Day 2: Endless Wall
Freaky Stylee (5.12a) – I was thrilled to be reunited with my freshly resoled Miuras at Water Stone Outdoors the night before, and couldn’t think of a better route to re-break them in on than Freaky Stylee, which was Goal #4 on my Hit List for 2012. As one of the first routes put up in the gorge back in the day, this old-school line is definitely a full-value test of brains just as much as brawn. The last bolt on this masterpiece has been the scene of countless screamers, which has earned it the title of “most whipped upon bolt in the gorge” in the most recent guidebook. For only 5 bolts (and a piece of gear at the beginning and end if you so desire), this line covers quite a lot of real estate. The climbing is technical rather than powerful, with several hard moves along the way to a well-defined crux at the very top. Thankfully there are just enough good holds sprinkled throughout to keep the pump at bay. My first go I took a long time figuring out my sequences but was clean up until the crux…where I absolutely got destroyed. The second attempt went much better, but that last bolt I mentioned? Yeah I took that big whip twice in a row. The major plus is that with a soft catch the falls were completely safe – even though the wall is dead vertical my feet merely tapped the wall lightly. The downer is that I fell far enough for my stomach to drop like it does when I’m on a roller coaster. It was hard jugging back up and committing to that crux sequence again knowing the ride you’re gonna take at the slightest error.
Steve had been working Stim-o-Stam (5.11c) all day, which happens to be right beside Freaky, and we had all talked him into trying one more time after a one-hang. After watching my hubby leave his heart and soul on the line, and thankfully walk away with an epic redpoint trophy of his hardest route to date, I felt like the pressure was on for me to send – since everyone else had gotten what they’d came for in that area, it would probably be a while before we’d be coming that way again, so it was then or never. To be honest I wasn’t feeling amazingly confident – there are any number of moves down low where I could easily fall if I lost focus for even a second, including a very committing “fall into” kind of move in the traverse that left me shocked that I was still on every time I did it. I knew what to do in the crux, but the sequence is freakin hard for me, so even after rehearsing it several times while being lowered, it was still feeling a lot more desperate than I wanted it to feel. But regardless of the thoughts swirling around in my head, my 3rd go was the charm.
A lot of times routes almost feel easy once you’ve got them dialed – the moves may still take a lot of effort, but you feel secure and confident, and you know you aren’t going to fall.

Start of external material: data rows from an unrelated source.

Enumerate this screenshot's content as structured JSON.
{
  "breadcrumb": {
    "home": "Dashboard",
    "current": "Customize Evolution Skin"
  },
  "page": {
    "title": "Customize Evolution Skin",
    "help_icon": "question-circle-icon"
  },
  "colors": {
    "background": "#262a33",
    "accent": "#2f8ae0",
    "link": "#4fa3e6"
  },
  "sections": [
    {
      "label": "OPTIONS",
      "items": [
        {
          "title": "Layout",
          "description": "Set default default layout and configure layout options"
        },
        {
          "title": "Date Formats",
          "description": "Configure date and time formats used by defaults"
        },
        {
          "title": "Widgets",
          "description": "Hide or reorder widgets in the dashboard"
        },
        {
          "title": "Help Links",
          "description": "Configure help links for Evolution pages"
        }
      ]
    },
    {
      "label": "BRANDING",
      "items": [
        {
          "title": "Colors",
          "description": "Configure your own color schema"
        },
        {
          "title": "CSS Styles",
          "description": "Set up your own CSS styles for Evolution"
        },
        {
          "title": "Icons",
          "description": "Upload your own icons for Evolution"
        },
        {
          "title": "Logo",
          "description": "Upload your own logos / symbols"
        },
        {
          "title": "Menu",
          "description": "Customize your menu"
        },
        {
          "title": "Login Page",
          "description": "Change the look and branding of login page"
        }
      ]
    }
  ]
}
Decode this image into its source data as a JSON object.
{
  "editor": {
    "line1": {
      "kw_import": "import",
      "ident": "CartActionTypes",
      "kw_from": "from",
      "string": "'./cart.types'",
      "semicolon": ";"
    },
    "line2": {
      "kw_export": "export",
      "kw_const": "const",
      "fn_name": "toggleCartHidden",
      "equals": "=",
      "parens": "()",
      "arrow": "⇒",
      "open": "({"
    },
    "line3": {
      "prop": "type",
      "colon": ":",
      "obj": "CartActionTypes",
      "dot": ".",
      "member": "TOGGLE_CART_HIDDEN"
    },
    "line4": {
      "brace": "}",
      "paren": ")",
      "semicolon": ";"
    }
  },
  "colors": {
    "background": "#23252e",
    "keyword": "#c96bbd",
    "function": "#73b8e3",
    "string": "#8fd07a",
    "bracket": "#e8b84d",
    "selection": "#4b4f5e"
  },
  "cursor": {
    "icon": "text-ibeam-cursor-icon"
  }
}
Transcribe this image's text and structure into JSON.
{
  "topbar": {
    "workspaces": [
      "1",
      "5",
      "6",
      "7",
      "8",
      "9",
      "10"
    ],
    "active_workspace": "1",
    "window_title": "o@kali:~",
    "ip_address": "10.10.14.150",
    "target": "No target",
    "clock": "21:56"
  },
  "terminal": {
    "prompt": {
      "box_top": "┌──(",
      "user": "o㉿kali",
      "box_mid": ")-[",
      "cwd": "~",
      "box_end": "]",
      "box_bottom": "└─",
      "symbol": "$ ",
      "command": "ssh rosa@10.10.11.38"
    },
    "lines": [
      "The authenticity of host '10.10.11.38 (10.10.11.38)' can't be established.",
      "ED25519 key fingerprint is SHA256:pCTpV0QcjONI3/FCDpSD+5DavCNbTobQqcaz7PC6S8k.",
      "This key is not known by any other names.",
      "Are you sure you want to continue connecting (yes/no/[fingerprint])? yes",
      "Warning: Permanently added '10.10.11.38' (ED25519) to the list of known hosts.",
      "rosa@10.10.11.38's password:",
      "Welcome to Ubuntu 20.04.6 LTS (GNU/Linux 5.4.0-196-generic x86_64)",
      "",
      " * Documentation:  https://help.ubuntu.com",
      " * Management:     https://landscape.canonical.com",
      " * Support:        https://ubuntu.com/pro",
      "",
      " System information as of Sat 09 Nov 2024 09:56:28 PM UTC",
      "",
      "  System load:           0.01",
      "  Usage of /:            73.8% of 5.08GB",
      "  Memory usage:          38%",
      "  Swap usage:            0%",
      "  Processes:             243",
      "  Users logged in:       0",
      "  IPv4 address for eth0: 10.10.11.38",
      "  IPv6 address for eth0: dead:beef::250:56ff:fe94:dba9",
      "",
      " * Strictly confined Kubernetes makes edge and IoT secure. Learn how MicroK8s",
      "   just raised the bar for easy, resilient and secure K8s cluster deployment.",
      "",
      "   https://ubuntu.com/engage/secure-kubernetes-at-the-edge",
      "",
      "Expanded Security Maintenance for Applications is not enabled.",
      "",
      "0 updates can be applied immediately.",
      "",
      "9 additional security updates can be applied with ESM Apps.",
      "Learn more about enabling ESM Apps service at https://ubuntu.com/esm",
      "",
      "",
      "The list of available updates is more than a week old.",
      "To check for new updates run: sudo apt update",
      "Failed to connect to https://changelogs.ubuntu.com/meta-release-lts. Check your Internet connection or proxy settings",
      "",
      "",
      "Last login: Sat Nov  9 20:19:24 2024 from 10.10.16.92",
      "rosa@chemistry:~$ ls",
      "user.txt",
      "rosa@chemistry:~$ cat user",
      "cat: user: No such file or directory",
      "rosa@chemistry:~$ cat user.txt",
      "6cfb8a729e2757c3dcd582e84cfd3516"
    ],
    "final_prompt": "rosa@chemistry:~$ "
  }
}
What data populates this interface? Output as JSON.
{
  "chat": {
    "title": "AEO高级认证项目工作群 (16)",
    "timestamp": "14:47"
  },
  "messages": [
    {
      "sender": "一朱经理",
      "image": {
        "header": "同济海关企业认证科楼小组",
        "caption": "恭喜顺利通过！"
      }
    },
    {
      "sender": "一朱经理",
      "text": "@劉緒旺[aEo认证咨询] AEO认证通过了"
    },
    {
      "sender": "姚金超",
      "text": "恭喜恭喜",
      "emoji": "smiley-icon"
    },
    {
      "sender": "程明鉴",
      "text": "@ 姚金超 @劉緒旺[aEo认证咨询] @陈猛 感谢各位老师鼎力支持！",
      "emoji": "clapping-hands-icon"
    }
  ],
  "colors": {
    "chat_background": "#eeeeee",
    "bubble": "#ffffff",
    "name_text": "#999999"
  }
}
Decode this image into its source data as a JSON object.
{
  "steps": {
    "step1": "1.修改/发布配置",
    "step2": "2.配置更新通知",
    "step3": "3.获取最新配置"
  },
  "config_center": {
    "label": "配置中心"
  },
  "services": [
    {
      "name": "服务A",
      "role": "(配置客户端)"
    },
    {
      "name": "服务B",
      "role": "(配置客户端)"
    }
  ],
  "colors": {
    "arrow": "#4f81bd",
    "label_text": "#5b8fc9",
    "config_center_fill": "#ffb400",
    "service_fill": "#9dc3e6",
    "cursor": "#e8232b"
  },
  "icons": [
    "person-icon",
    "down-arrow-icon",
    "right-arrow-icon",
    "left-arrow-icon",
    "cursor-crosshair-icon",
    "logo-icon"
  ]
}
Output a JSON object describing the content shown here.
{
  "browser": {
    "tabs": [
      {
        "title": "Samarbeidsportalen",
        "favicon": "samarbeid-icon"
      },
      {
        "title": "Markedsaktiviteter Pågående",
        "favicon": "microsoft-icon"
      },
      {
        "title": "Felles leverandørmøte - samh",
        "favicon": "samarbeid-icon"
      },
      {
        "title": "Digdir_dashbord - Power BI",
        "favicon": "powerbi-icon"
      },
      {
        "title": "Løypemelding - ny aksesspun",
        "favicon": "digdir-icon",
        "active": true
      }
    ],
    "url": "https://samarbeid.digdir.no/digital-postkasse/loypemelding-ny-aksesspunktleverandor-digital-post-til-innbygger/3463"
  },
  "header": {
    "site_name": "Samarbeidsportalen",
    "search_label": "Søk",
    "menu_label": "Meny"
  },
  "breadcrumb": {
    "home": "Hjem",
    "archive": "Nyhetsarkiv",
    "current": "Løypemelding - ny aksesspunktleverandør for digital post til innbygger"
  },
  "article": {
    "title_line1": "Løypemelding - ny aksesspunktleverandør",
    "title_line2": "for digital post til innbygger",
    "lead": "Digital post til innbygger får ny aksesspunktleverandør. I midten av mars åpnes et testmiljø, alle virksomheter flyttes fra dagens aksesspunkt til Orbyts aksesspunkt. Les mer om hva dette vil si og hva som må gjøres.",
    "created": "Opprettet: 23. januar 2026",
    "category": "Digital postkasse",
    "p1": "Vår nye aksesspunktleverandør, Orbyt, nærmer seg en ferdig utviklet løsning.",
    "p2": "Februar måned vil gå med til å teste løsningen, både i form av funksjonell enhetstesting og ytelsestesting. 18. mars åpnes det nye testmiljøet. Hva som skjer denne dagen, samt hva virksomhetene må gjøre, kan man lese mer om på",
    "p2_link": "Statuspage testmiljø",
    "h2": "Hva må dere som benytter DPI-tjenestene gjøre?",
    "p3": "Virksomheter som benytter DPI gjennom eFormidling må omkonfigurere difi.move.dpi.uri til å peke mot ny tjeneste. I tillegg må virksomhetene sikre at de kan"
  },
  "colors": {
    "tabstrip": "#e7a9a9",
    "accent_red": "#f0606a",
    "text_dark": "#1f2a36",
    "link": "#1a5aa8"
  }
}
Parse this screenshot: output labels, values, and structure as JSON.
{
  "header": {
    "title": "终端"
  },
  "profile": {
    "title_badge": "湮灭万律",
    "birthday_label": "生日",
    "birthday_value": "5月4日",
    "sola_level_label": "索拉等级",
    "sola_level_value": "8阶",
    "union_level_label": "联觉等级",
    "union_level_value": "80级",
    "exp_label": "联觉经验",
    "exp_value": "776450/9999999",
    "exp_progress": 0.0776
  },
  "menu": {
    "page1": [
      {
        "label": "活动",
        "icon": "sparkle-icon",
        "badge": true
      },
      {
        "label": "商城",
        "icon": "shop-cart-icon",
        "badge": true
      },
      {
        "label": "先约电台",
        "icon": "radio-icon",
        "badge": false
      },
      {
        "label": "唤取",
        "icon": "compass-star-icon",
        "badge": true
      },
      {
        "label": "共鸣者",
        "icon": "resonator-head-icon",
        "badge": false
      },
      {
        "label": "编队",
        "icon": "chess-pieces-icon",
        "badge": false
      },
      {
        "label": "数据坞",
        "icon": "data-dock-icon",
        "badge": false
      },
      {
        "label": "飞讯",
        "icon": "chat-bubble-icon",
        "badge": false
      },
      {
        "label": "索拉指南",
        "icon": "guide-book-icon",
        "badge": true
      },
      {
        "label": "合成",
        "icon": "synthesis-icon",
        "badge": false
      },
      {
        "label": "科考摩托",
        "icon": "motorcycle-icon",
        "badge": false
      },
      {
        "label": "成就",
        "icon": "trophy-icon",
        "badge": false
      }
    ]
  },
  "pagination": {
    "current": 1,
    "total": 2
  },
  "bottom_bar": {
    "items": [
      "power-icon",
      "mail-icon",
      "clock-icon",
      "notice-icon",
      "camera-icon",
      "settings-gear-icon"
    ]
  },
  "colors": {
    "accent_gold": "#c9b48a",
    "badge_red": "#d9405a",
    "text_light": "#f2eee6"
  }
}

But this send wasn’t like that…I felt like I was hanging on by a thread throughout every move of the crux – I even botched my hand sequence and somehow was able to recover. Looking back I’m not really sure how I managed to hang on. Actually I do have a theory, but I’m saving it for another post, so I’ll have to leave you hanging on that one for now. Instead I’ll just end by saying that it feels good to set goals and accomplish them. Big props to the Crag-Daddoo for his hardest send yet, and thanks to the usual suspects for all the laughs and fun, despite the chaos.